In the records below, find the lines that include "JSON" and copy each.

*** RECORDS TO USE ***

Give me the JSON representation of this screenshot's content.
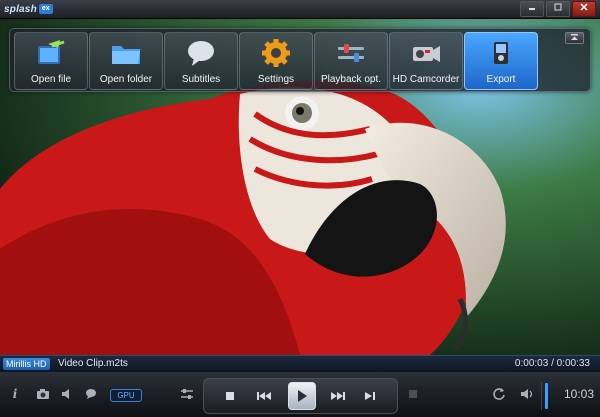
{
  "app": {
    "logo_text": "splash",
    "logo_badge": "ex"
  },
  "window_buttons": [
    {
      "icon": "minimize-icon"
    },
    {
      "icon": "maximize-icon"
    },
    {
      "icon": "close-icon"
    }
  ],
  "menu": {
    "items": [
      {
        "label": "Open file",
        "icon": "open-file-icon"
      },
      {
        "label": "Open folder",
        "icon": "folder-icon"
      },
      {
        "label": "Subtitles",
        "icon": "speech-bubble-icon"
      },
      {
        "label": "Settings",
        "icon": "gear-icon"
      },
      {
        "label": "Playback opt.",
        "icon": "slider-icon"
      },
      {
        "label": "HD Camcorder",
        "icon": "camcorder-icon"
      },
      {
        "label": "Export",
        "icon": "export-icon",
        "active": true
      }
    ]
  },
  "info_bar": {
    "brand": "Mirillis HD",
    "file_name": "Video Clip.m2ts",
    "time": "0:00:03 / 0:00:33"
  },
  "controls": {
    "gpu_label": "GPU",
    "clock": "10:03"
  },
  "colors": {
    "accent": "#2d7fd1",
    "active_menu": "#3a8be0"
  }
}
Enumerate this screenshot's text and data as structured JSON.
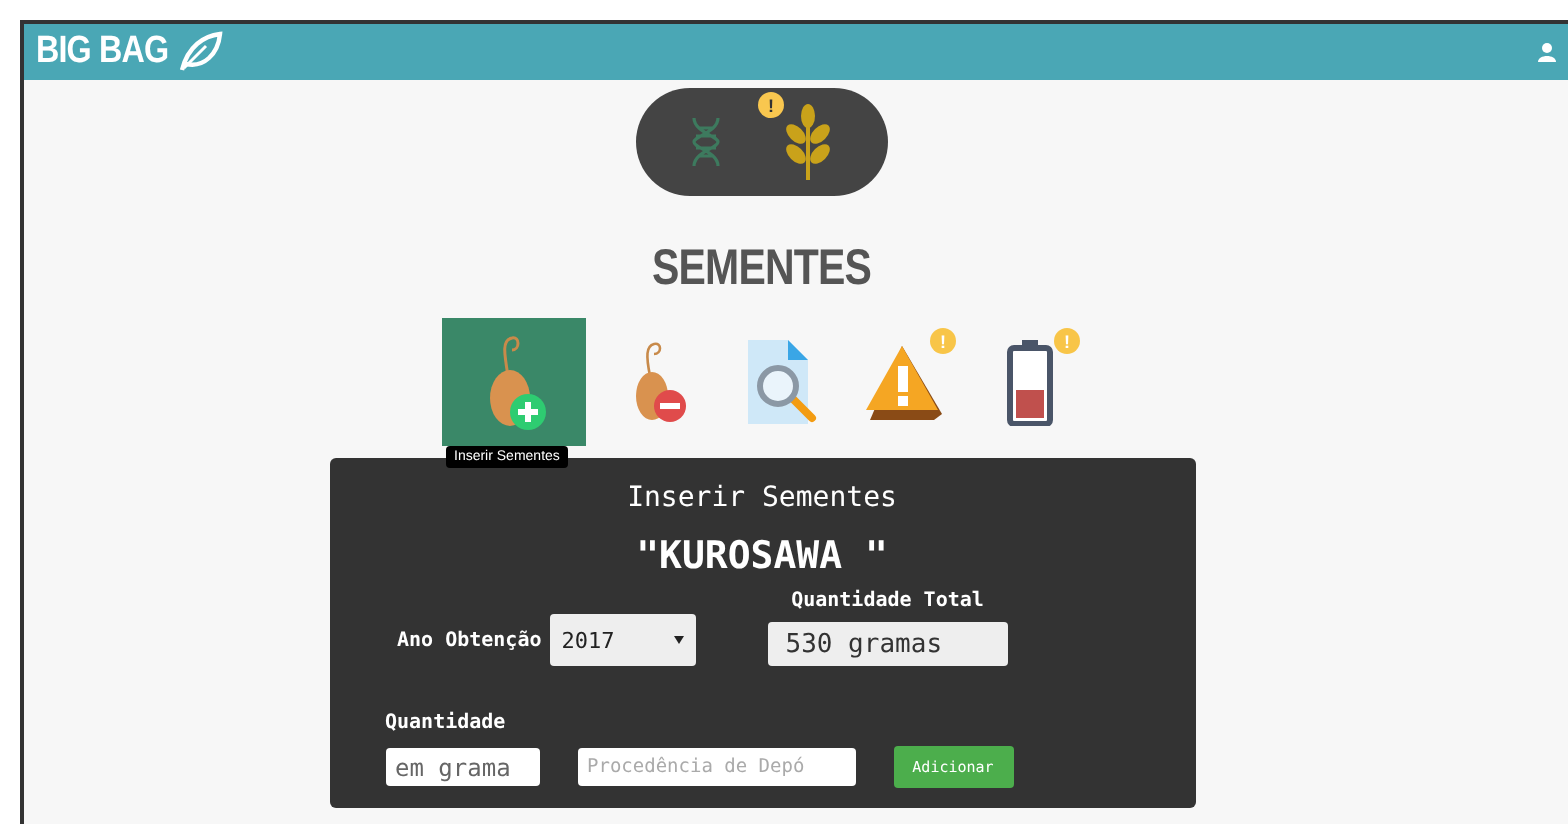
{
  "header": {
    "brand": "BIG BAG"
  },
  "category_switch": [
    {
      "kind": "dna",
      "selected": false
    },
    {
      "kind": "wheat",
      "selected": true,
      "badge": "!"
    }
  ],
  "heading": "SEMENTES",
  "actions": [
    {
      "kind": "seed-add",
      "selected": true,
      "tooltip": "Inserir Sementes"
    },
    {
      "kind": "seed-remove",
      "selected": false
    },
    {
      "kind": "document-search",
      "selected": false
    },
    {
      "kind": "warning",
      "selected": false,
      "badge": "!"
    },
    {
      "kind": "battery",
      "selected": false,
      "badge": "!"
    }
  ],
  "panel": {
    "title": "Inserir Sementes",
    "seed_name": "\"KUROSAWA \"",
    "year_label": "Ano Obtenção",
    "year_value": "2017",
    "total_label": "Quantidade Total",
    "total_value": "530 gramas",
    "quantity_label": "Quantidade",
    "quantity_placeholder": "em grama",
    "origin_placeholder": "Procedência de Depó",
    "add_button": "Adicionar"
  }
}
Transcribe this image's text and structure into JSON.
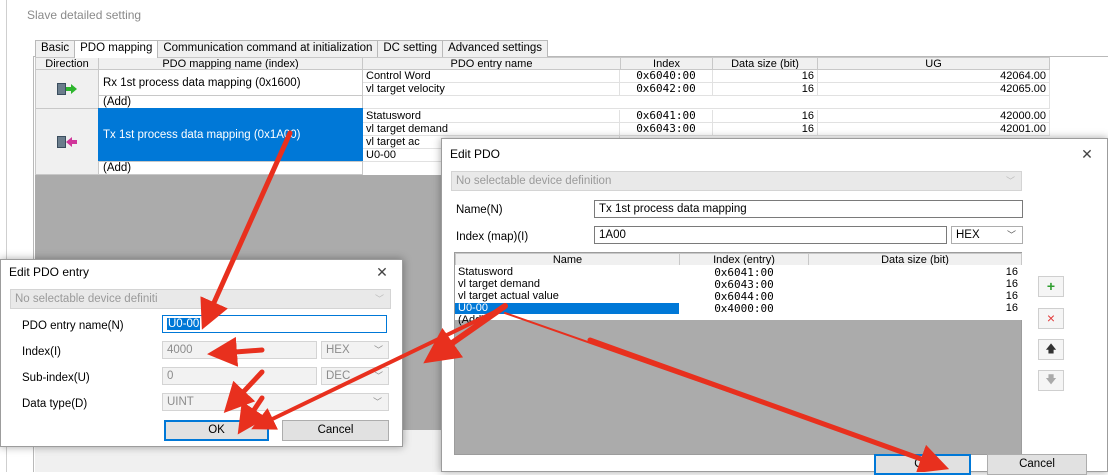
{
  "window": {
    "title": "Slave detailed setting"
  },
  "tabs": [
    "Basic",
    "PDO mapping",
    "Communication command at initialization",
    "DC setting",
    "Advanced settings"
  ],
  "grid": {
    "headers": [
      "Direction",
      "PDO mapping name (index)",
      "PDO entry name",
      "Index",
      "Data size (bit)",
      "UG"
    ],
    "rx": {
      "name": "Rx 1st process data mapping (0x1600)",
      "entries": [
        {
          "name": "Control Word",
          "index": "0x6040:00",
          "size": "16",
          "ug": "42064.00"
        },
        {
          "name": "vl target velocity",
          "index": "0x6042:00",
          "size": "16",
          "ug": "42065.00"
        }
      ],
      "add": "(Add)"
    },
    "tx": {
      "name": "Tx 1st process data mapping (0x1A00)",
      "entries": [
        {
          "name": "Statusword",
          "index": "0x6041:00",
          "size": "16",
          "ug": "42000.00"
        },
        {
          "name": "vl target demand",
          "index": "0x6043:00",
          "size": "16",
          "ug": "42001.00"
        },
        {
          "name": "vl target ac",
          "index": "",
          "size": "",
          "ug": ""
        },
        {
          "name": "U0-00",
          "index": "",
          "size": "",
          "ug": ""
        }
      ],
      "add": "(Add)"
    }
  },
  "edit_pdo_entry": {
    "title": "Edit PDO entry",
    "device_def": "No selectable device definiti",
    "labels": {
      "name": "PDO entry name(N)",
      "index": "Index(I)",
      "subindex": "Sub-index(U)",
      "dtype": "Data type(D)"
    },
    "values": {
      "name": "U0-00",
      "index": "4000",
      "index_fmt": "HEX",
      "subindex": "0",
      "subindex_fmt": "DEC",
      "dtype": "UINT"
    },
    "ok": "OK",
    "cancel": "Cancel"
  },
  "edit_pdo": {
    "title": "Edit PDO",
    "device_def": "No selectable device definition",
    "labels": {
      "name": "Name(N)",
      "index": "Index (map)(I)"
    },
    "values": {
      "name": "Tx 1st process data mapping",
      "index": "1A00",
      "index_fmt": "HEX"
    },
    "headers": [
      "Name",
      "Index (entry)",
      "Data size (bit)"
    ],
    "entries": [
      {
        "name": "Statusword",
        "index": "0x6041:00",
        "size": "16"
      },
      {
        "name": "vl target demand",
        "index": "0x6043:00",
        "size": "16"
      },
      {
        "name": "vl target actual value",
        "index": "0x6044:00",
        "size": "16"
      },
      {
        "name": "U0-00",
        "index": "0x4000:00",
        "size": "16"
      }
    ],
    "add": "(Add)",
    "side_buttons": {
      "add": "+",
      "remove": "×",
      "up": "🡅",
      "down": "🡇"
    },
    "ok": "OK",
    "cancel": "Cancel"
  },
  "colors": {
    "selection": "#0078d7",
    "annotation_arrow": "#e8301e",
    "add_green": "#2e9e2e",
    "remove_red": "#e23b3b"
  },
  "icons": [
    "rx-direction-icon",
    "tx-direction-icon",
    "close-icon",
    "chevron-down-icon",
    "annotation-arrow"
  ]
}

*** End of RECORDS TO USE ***

*EXERCISE RESPONSE*:
Give me the JSON representation of this screenshot's content.
Enumerate this screenshot's text and data as structured JSON.
Transcribe this image's text and structure into JSON.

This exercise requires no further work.